This crowd, were Jesus’ own people it was no coincidence that the feeding of the five thousand took place just before the Jewish Passover. The significance of this is explained in chapter 6:, where Jesus says that he is the Bread of Heaven, his body is the bread – we are to eat of his flesh and drink of his blood to receive eternal life. This spiritual food is what Jesus is most concerned about, not just to fill our stomachs. This is a difficult thing for the Jewish crowd to believe – they were satisfied to call him Rabbi, teacher, healer, to share his food, even to take him as a King – but to partake in his body and blood in the promise of eternal life, they could not believe it. They wanted more proof, more signs, and more miracles before they would believe.

We were not there to see these miracles happen, but we have the benefit of hindsight, to know the details of the crucifixion and resurrection. We understand the significance of Jesus’ body given as a sacrifice so that we would receive eternal life. It’s still a difficult message to understand today.

What was the response of the crowd upon hearing this? They turned away. In fact, only Jesus’ disciples were left.

Even those who saw the miracles with their own eyes, and shared bread with Jesus with their own mouths, could not believe that he was the Son of God. Why did they turn away?

There is a clue in the preceding passage where Jesus tells the Jews who are questioning him, ‘You diligently study the scriptures because you think that by them you possess eternal life. These are the scriptures that testify about me, yet you refuse to come to me to have life.’ John 5:39.

The reading from the Gospel of John does not just tell us who Jesus really is, it also tests our faith. It demands that we make a decision about him, and act upon it.

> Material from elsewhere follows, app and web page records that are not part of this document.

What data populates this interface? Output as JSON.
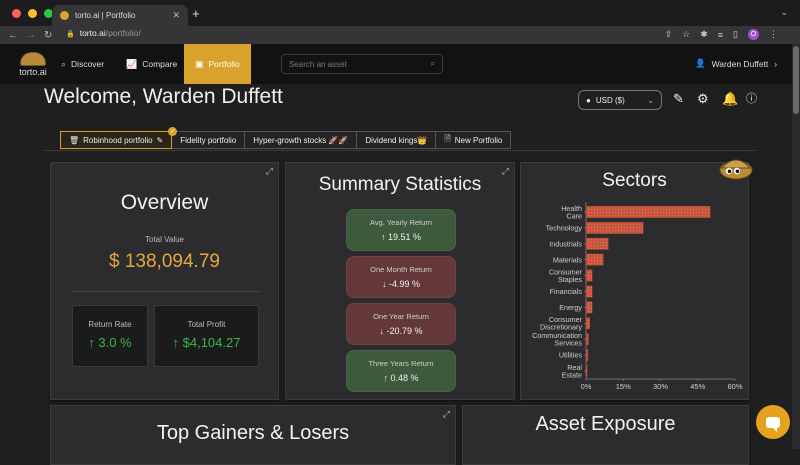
{
  "browser": {
    "tab_title": "torto.ai | Portfolio",
    "url_host": "torto.ai",
    "url_path": "/portfolio/",
    "profile_initial": "O"
  },
  "nav": {
    "logo_text": "torto.ai",
    "items": [
      {
        "label": "Discover",
        "icon": "search-icon"
      },
      {
        "label": "Compare",
        "icon": "chart-icon"
      },
      {
        "label": "Portfolio",
        "icon": "briefcase-icon",
        "active": true
      }
    ],
    "search_placeholder": "Search an asset",
    "user_name": "Warden Duffett"
  },
  "header": {
    "welcome": "Welcome, Warden Duffett",
    "currency": "USD ($)"
  },
  "portfolio_tabs": [
    {
      "label": "Robinhood portfolio",
      "active": true
    },
    {
      "label": "Fidelity portfolio"
    },
    {
      "label": "Hyper-growth stocks 🚀🚀"
    },
    {
      "label": "Dividend kings👑"
    },
    {
      "label": "New Portfolio"
    }
  ],
  "overview": {
    "title": "Overview",
    "total_value_label": "Total Value",
    "total_value": "$ 138,094.79",
    "return_rate_label": "Return Rate",
    "return_rate": "↑ 3.0 %",
    "total_profit_label": "Total Profit",
    "total_profit": "↑ $4,104.27"
  },
  "summary": {
    "title": "Summary Statistics",
    "stats": [
      {
        "label": "Avg. Yearly Return",
        "value": "↑ 19.51 %",
        "trend": "positive"
      },
      {
        "label": "One Month Return",
        "value": "↓ -4.99 %",
        "trend": "negative"
      },
      {
        "label": "One Year Return",
        "value": "↓ -20.79 %",
        "trend": "negative"
      },
      {
        "label": "Three Years Return",
        "value": "↑ 0.48 %",
        "trend": "positive"
      }
    ]
  },
  "sectors": {
    "title": "Sectors"
  },
  "bottom": {
    "gainers_title": "Top Gainers & Losers",
    "exposure_title": "Asset Exposure"
  },
  "colors": {
    "accent": "#d9a22d",
    "positive": "#3fb54a",
    "bar_fill": "#c8553d"
  },
  "chart_data": {
    "type": "bar",
    "orientation": "horizontal",
    "categories": [
      [
        "Health",
        "Care"
      ],
      [
        "Technology"
      ],
      [
        "Industrials"
      ],
      [
        "Materials"
      ],
      [
        "Consumer",
        "Staples"
      ],
      [
        "Financials"
      ],
      [
        "Energy"
      ],
      [
        "Consumer",
        "Discretionary"
      ],
      [
        "Communication",
        "Services"
      ],
      [
        "Utilities"
      ],
      [
        "Real",
        "Estate"
      ]
    ],
    "values": [
      50,
      23,
      9,
      7,
      2.5,
      2.5,
      2.5,
      1.5,
      1,
      0.8,
      0.5
    ],
    "xlim": [
      0,
      60
    ],
    "xticks": [
      "0%",
      "15%",
      "30%",
      "45%",
      "60%"
    ],
    "xtick_values": [
      0,
      15,
      30,
      45,
      60
    ],
    "bar_color": "#c8553d"
  }
}
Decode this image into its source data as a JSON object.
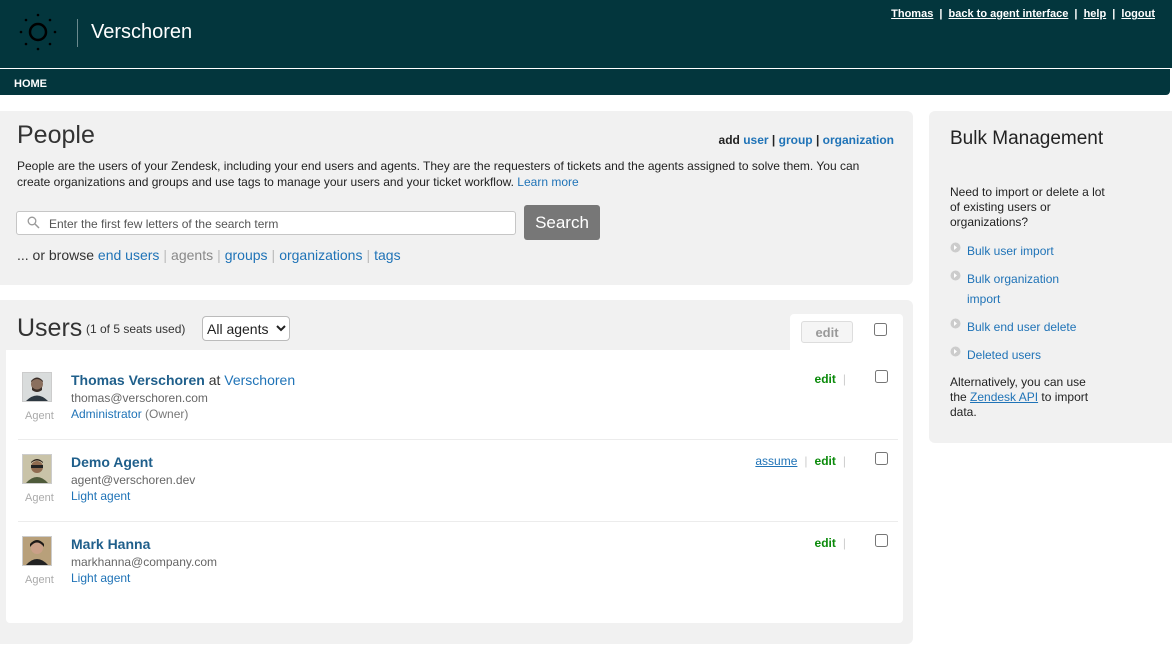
{
  "header": {
    "brand": "Verschoren",
    "toplinks": {
      "user": "Thomas",
      "agent_interface": "back to agent interface",
      "help": "help",
      "logout": "logout",
      "separator": "|"
    }
  },
  "nav": {
    "home": "HOME"
  },
  "people": {
    "title": "People",
    "add_label": "add",
    "add_user": "user",
    "add_group": "group",
    "add_org": "organization",
    "separator": "|",
    "description": "People are the users of your Zendesk, including your end users and agents. They are the requesters of tickets and the agents assigned to solve them. You can create organizations and groups and use tags to manage your users and your ticket workflow.",
    "learn_more": "Learn more",
    "search_placeholder": "Enter the first few letters of the search term",
    "search_button": "Search",
    "browse_prefix": "... or browse",
    "browse_end_users": "end users",
    "browse_agents": "agents",
    "browse_groups": "groups",
    "browse_orgs": "organizations",
    "browse_tags": "tags"
  },
  "users": {
    "title": "Users",
    "seats": "(1 of 5 seats used)",
    "filter_selected": "All agents",
    "edit_button": "edit",
    "list": [
      {
        "name": "Thomas Verschoren",
        "at": "at",
        "org": "Verschoren",
        "email": "thomas@verschoren.com",
        "role": "Administrator",
        "owner": "(Owner)",
        "tag": "Agent",
        "assume": "",
        "edit": "edit"
      },
      {
        "name": "Demo Agent",
        "at": "",
        "org": "",
        "email": "agent@verschoren.dev",
        "role": "Light agent",
        "owner": "",
        "tag": "Agent",
        "assume": "assume",
        "edit": "edit"
      },
      {
        "name": "Mark Hanna",
        "at": "",
        "org": "",
        "email": "markhanna@company.com",
        "role": "Light agent",
        "owner": "",
        "tag": "Agent",
        "assume": "",
        "edit": "edit"
      }
    ]
  },
  "bulk": {
    "title": "Bulk Management",
    "description": "Need to import or delete a lot of existing users or organizations?",
    "items": [
      "Bulk user import",
      "Bulk organization import",
      "Bulk end user delete",
      "Deleted users"
    ],
    "alt_prefix": "Alternatively, you can use the",
    "api_link": "Zendesk API",
    "alt_suffix": "to import data."
  },
  "colors": {
    "header_bg": "#03363d",
    "link": "#1f73b7",
    "edit_green": "#0a8a0a",
    "panel_bg": "#f1f1f1"
  }
}
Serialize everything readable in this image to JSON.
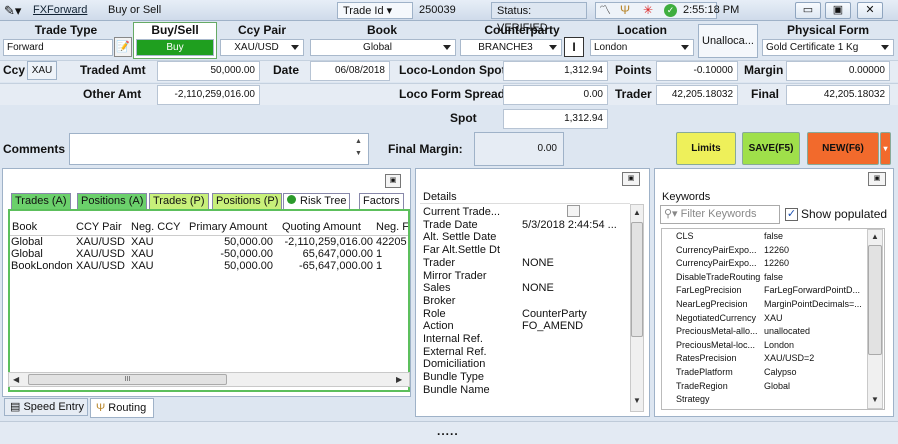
{
  "title": {
    "app_link": "FXForward",
    "subtitle": "Buy or Sell",
    "trade_id_label": "Trade Id",
    "trade_id": "250039",
    "status": "Status: VERIFIED",
    "time": "2:55:18 PM"
  },
  "headers": {
    "trade_type": "Trade Type",
    "buy_sell": "Buy/Sell",
    "ccy_pair": "Ccy Pair",
    "book": "Book",
    "counterparty": "Counterparty",
    "location": "Location",
    "unallocated": "Unalloca...",
    "physical_form": "Physical Form"
  },
  "values": {
    "trade_type": "Forward",
    "buy_sell": "Buy",
    "ccy_pair": "XAU/USD",
    "book": "Global",
    "counterparty": "BRANCHE3",
    "location": "London",
    "physical_form": "Gold Certificate 1 Kg"
  },
  "row2": {
    "ccy_label": "Ccy",
    "ccy": "XAU",
    "traded_amt_label": "Traded Amt",
    "traded_amt": "50,000.00",
    "date_label": "Date",
    "date": "06/08/2018",
    "lls_label": "Loco-London Spot",
    "lls": "1,312.94",
    "points_label": "Points",
    "points": "-0.10000",
    "margin_label": "Margin",
    "margin": "0.00000"
  },
  "row3": {
    "other_amt_label": "Other Amt",
    "other_amt": "-2,110,259,016.00",
    "lfs_label": "Loco Form Spread",
    "lfs": "0.00",
    "trader_label": "Trader",
    "trader": "42,205.18032",
    "final_label": "Final",
    "final": "42,205.18032"
  },
  "row4": {
    "spot_label": "Spot",
    "spot": "1,312.94"
  },
  "comments": {
    "label": "Comments",
    "final_margin_label": "Final Margin:",
    "final_margin": "0.00"
  },
  "buttons": {
    "limits": "Limits",
    "save": "SAVE(F5)",
    "new": "NEW(F6)"
  },
  "tabs": [
    "Trades (A)",
    "Positions (A)",
    "Trades (P)",
    "Positions (P)",
    "Risk Tree",
    "Factors"
  ],
  "grid": {
    "columns": [
      "Book",
      "CCY Pair",
      "Neg. CCY",
      "Primary Amount",
      "Quoting Amount",
      "Neg. F"
    ],
    "rows": [
      [
        "Global",
        "XAU/USD",
        "XAU",
        "50,000.00",
        "-2,110,259,016.00",
        "42205"
      ],
      [
        "Global",
        "XAU/USD",
        "XAU",
        "-50,000.00",
        "65,647,000.00",
        "1"
      ],
      [
        "BookLondon",
        "XAU/USD",
        "XAU",
        "50,000.00",
        "-65,647,000.00",
        "1"
      ]
    ]
  },
  "scroll_mid": "III",
  "bottom_tabs": [
    "Speed Entry",
    "Routing"
  ],
  "details": {
    "title": "Details",
    "rows": [
      [
        "Current Trade...",
        ""
      ],
      [
        "Trade Date",
        "5/3/2018 2:44:54 ..."
      ],
      [
        "Alt. Settle Date",
        ""
      ],
      [
        "Far Alt.Settle Dt",
        ""
      ],
      [
        "Trader",
        "NONE"
      ],
      [
        "Mirror Trader",
        ""
      ],
      [
        "Sales",
        "NONE"
      ],
      [
        "Broker",
        ""
      ],
      [
        "Role",
        "CounterParty"
      ],
      [
        "Action",
        "FO_AMEND"
      ],
      [
        "Internal Ref.",
        ""
      ],
      [
        "External Ref.",
        ""
      ],
      [
        "Domiciliation",
        ""
      ],
      [
        "Bundle Type",
        ""
      ],
      [
        "Bundle Name",
        ""
      ]
    ]
  },
  "keywords": {
    "title": "Keywords",
    "filter_placeholder": "Filter Keywords",
    "show_populated": "Show populated",
    "rows": [
      [
        "CLS",
        "false"
      ],
      [
        "CurrencyPairExpo...",
        "12260"
      ],
      [
        "CurrencyPairExpo...",
        "12260"
      ],
      [
        "DisableTradeRouting",
        "false"
      ],
      [
        "FarLegPrecision",
        "FarLegForwardPointD..."
      ],
      [
        "NearLegPrecision",
        "MarginPointDecimals=..."
      ],
      [
        "NegotiatedCurrency",
        "XAU"
      ],
      [
        "PreciousMetal-allo...",
        "unallocated"
      ],
      [
        "PreciousMetal-loc...",
        "London"
      ],
      [
        "RatesPrecision",
        "XAU/USD=2"
      ],
      [
        "TradePlatform",
        "Calypso"
      ],
      [
        "TradeRegion",
        "Global"
      ],
      [
        "Strategy",
        ""
      ]
    ]
  },
  "splitter": "....."
}
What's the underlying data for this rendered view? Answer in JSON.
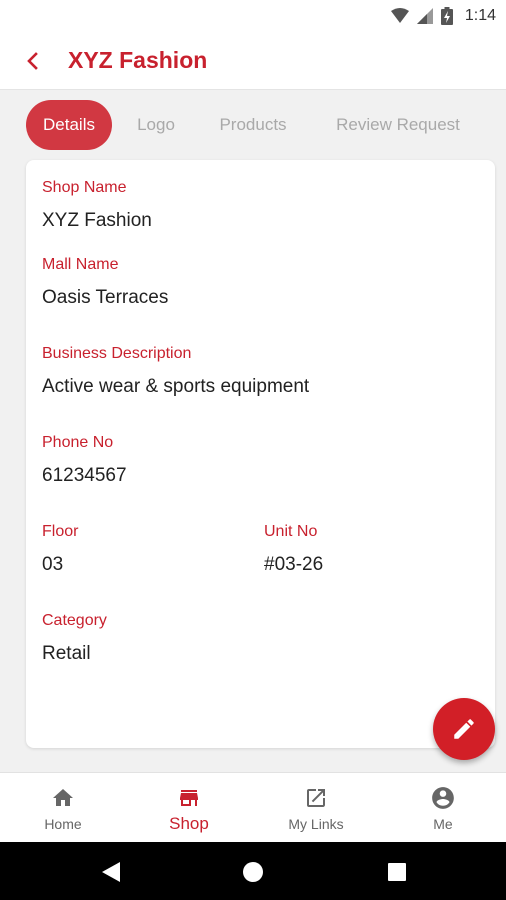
{
  "status_bar": {
    "time": "1:14"
  },
  "app_bar": {
    "title": "XYZ Fashion"
  },
  "tabs": [
    {
      "label": "Details",
      "active": true
    },
    {
      "label": "Logo",
      "active": false
    },
    {
      "label": "Products",
      "active": false
    },
    {
      "label": "Review Request",
      "active": false
    }
  ],
  "details": {
    "shop_name": {
      "label": "Shop Name",
      "value": "XYZ Fashion"
    },
    "mall_name": {
      "label": "Mall Name",
      "value": "Oasis Terraces"
    },
    "business_description": {
      "label": "Business Description",
      "value": "Active wear & sports equipment"
    },
    "phone_no": {
      "label": "Phone No",
      "value": "61234567"
    },
    "floor": {
      "label": "Floor",
      "value": "03"
    },
    "unit_no": {
      "label": "Unit No",
      "value": "#03-26"
    },
    "category": {
      "label": "Category",
      "value": "Retail"
    }
  },
  "bottom_nav": [
    {
      "label": "Home",
      "icon": "home-icon"
    },
    {
      "label": "Shop",
      "icon": "store-icon",
      "active": true
    },
    {
      "label": "My Links",
      "icon": "external-link-icon"
    },
    {
      "label": "Me",
      "icon": "account-circle-icon"
    }
  ],
  "colors": {
    "accent": "#c8212e",
    "fab": "#d21f27",
    "tab_active": "#d13842"
  }
}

The crowd had to decide whether their means to salvation was their knowledge of their religion, their history and tradition, their Jewish heritage, and their circumcision – or the man named Jesus, the man from Nazareth, son of Joseph, the Son of God.

Let’s compare the crowd’s experience of Jesus with that of the disciples.

The disciples witness first hand – Jesus’ miracles, healings, hearing the parables and listening to his explanation of the Kingdom. Their act of faith in following him is both challenging and rewarding.

The crowd get to see some of this as if on the sideline – but they are not privy to the full explanation of Jesus’ teachings, or in this case to witness the most miraculous spectacle of walking on water.

We do not expect a small amount of food to feed many people, and we do not expect the surface of the water to support a human being. We do not expect our sins to be forgiven, with a few simple words. God has the bigger picture, he is more concerned about our spiritual needs; and so too we should align our lives to be more concerned about our spiritual wellbeing, not just the material.

To live by faith and do the ‘work of God is to believe in the One he has sent.’ (6:28-29)

To be a disciple, we cannot follow the crowd. We must trust in God, and believe in his Son. This takes a lot of courage, but God works powerfully in our lives, and our response is to trust Him.

To be a disciple, we are to be like him – to follow his teachings. This means being there with others in the highs and the lows, helping to provide for the needy – but always being concerned about the spiritual need – to know the love of God, by the Son, through the Spirit.

Christ’s body is the bread of life – it is what truly satisfies, and brings us to our final destination – eternal life.

Psalm 14:2-3 – The Lord looks down from heaven on the sons of men to see if there are any who understand, any who seek God. All have turned aside.

Psalm 14: 5-6 – God is present in the company of the righteous, and the Lord is the refuge for the poor.

Lord God, we pray to you in faith in your Son, Jesus Christ. We pray that you would be with us in the highs and lows, and that you would provide for those around us who are in need. We pray that they may experience your love and compassion, that they would also believe in your Son, and receive the gift of eternal life. Help us to be faithful witnesses, as disciples of Christ, for your glory. Amen